-- EXERCISE BRIEF --
Where a line in the material below has the string "nick", please report it.
============================================================
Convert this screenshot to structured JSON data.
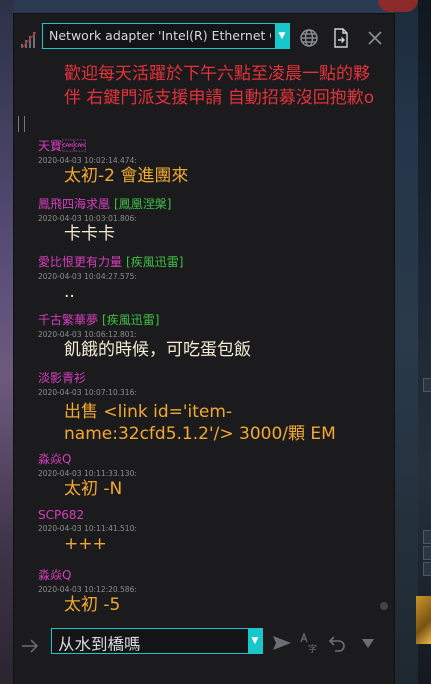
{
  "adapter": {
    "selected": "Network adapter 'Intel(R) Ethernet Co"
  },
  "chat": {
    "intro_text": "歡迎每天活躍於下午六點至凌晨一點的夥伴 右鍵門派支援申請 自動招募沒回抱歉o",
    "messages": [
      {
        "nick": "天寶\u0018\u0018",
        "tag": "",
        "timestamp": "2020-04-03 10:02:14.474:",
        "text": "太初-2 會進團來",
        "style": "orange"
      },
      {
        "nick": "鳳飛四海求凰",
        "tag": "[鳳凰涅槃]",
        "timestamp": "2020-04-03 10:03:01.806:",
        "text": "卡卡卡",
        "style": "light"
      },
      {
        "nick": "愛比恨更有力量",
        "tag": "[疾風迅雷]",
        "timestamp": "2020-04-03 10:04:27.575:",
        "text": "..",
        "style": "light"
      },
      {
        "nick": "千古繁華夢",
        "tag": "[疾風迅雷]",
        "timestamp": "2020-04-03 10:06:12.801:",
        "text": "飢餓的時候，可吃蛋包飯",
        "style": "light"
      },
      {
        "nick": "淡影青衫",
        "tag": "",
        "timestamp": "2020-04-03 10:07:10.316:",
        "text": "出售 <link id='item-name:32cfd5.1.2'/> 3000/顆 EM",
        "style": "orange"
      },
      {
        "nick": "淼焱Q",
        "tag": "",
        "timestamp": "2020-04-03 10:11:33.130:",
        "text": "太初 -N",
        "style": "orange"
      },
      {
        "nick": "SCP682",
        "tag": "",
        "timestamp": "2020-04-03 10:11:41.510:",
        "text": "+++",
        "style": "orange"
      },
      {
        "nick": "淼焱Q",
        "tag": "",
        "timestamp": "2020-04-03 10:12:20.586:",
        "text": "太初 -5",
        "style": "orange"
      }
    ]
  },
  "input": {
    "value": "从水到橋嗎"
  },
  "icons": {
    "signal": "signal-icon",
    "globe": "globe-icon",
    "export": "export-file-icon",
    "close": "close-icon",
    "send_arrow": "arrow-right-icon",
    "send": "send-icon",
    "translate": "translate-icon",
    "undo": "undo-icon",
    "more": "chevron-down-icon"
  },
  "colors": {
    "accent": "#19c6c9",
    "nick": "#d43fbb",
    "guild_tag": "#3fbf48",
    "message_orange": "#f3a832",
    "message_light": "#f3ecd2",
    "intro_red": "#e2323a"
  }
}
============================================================
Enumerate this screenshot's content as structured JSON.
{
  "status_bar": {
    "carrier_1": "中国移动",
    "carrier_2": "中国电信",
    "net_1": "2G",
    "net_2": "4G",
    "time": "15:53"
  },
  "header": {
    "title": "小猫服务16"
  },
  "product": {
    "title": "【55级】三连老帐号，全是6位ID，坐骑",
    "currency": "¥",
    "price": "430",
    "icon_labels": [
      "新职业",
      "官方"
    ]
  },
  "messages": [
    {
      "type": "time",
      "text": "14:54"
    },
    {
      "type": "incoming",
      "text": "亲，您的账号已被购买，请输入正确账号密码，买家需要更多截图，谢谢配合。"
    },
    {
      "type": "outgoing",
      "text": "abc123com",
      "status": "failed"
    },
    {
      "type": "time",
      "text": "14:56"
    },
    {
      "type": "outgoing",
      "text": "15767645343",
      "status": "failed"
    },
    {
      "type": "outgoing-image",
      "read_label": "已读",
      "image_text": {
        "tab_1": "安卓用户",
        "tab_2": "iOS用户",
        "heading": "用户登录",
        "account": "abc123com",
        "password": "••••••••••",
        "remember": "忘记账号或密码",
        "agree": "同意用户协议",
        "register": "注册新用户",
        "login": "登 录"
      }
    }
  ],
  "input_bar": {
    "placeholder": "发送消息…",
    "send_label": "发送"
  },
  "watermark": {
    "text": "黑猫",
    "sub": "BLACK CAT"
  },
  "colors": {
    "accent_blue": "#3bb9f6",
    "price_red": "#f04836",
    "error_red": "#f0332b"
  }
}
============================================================
-- PROBLEM SOLUTION --
        "nick": "天寶\u0018\u0018",
        "nick": "鳳飛四海求凰",
        "nick": "愛比恨更有力量",
        "nick": "千古繁華夢",
        "nick": "淡影青衫",
        "nick": "淼焱Q",
        "nick": "SCP682",
        "nick": "淼焱Q",
    "nick": "#d43fbb",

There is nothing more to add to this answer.